Despite a disastrous end to president Donald Trump’s presidency, the GOP is unlikely to abandon Trumpism as ideology and electoral strategy. There still is a demand for populist nationalism in America. The nature of having majority-based voting districts means that representatives in the House are held accountable by the primary voters of their party, thus ceding governance to the tyranny of the minority. Many Republicans would be vulnerable in a primary election had they decided to vote to impeach Trump.
In addition, the Democratic Party will likely continue its move to the left. The America of the future will be a lonely place for moderate Republicans, conservative Democrats, fiscal conservatives and millions of other Republican voters who reject populist nationalism.
Prescriptively speaking, the best way to take power away from the tyranny of Republican primary voters and to give it back to the silent majority of American voters is the creation of a new center-right political party. A center-right party in America would be fiscally conservative, socially moderate and support the rule of law and democratic norms. Mitt Romney can help establish it.
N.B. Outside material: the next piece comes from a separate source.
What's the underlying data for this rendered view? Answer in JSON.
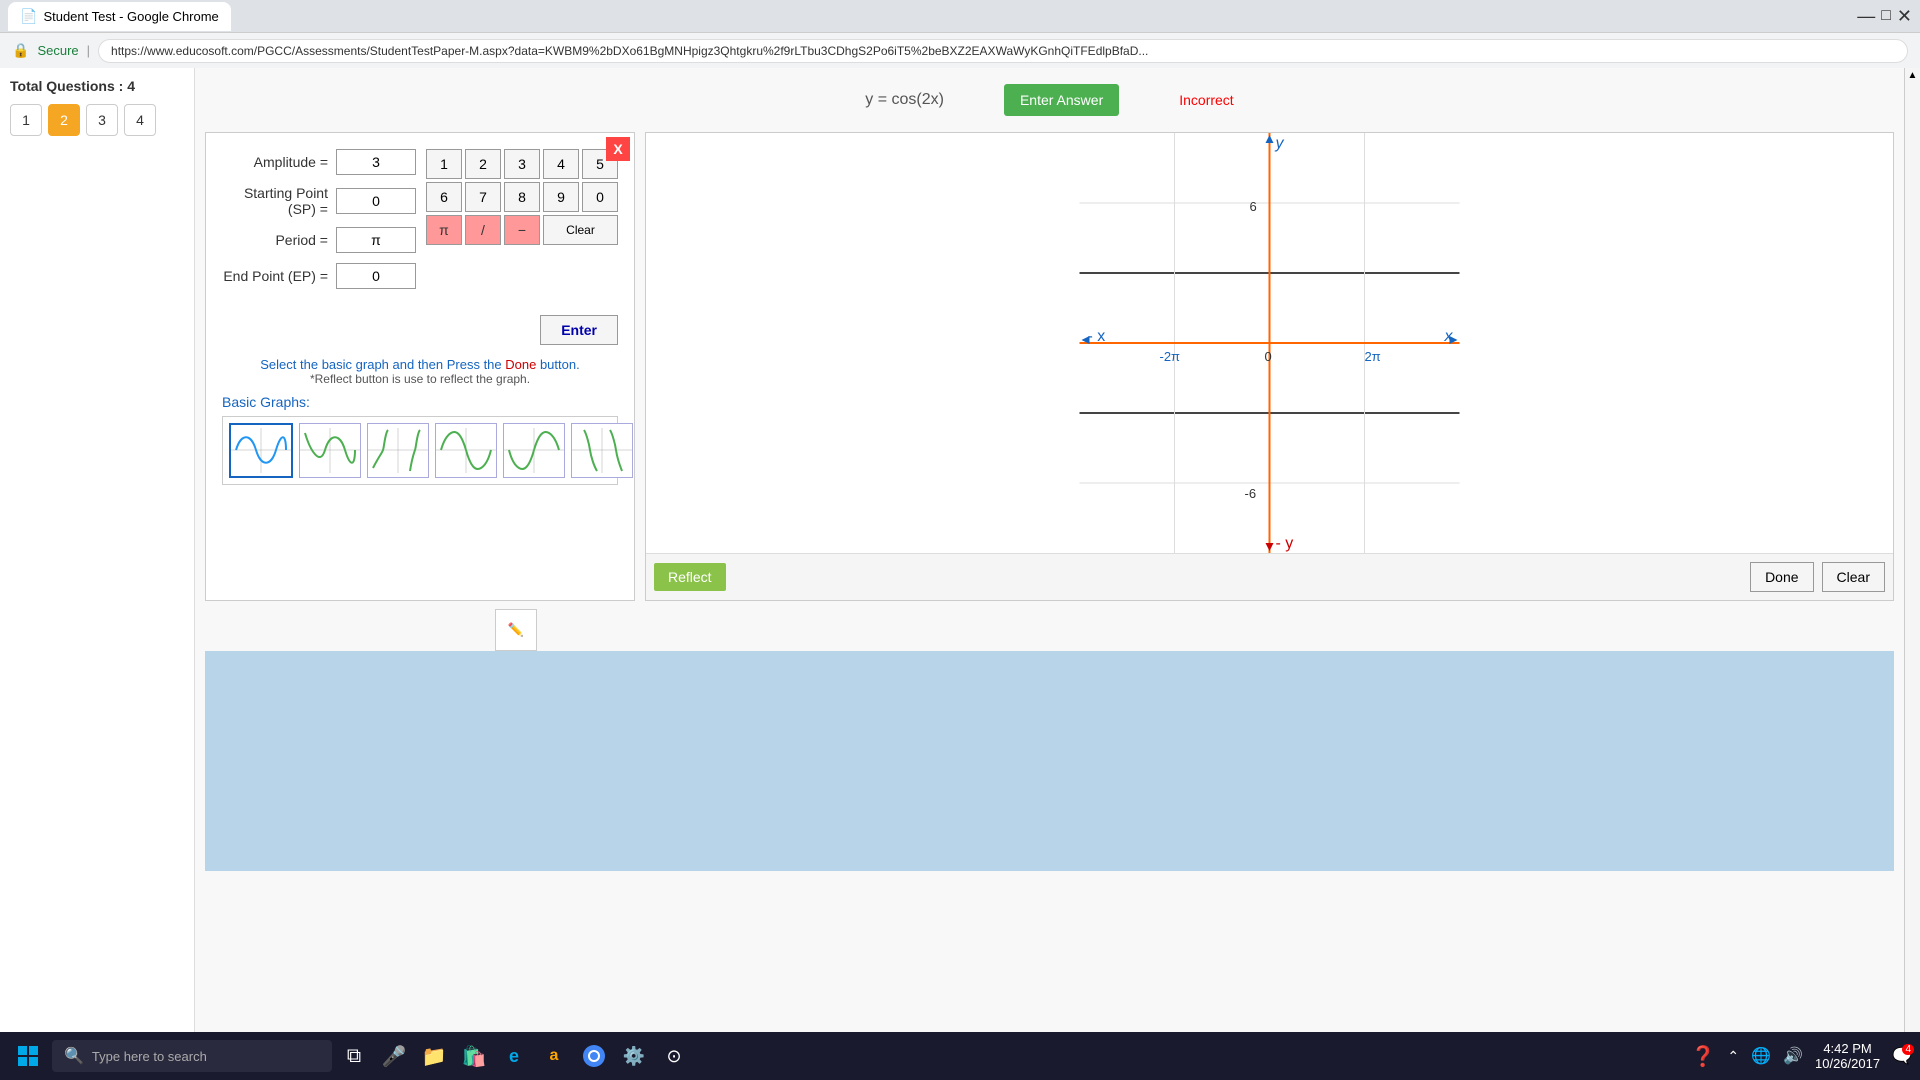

To be successful, a center-right party will need critical mass, momentum and leadership. Mitt Romney could provide the leadership and help recruit those needed for critical mass (like Lisa Murkowski and Susan Collins). The new party would need support at every level of government, as well as momentum and electoral victories in 2022. Three-way races would turn the majority of districts into swing districts. As Sen. Murkowski’s 2010 reelection campaign already proved, third party candidates can be victorious in a three-way race. A center-right party would likely be successful in gubernatorial races in New England, senate races in Western states and the Sun Belt, and house races in the suburbs across America.
There would be many opportunities for electoral victories, but Utah could be one stronghold. Former Utah Gov. Jon Huntsman could potentially beat Mike Lee in a three-way contested election for the Senate. Evan McMullin, the 2016 independent presidential candidate, would be able to win a congressional seat in a three-way race.
Despite the fact that a new center-right party would be getting a majority of its votes from conservative voters, Democrats would not benefit enough to ensure majority rule. They would lose their new suburban voters who were voting against Trump rather than for Biden. The Democratic Party also faces a significant built-in disadvantage at the House and Senate levels. Despite demographic trends, Democrats continue to underestimate the conservative-leaning nature of American society.
A new center-right party would be large enough to prevent both the Republican and Democratic parties from having a majority in the Senate and House. The new party would be putting themselves in the position to be kingmakers. A center-right party would caucus with the party that was willing to make the most concessions. It would be coalition rule in America.
In an ideal world, moderates would simply stay in the two catch-all parties and fight to keep the parties away from destructive tendencies and extremist views. This strategy has failed time and time again. In wave elections, it is the moderates who are voted out of office, leaving the extreme representatives in power and unchecked. Creating a new party and introducing a viable third candidate in races across America would provide the mechanism to reduce the influence of extremist voices in American politics.
America does not need to be held hostage by the tyranny of the minority. The dynamics of introducing a third party would also decrease the toxic partisanship that now plagues the country. The current crisis is an opportunity that Mitt Romney and other moderates should take advantage of. America’s democracy is more vulnerable than ever. Moderate Republicans and conservative Democrats can help secure our democracy by creating a new party.
Matthew Crandall is an associate professor of international relations at Tallinn University in Estonia. He is a graduate of Brigham Young University.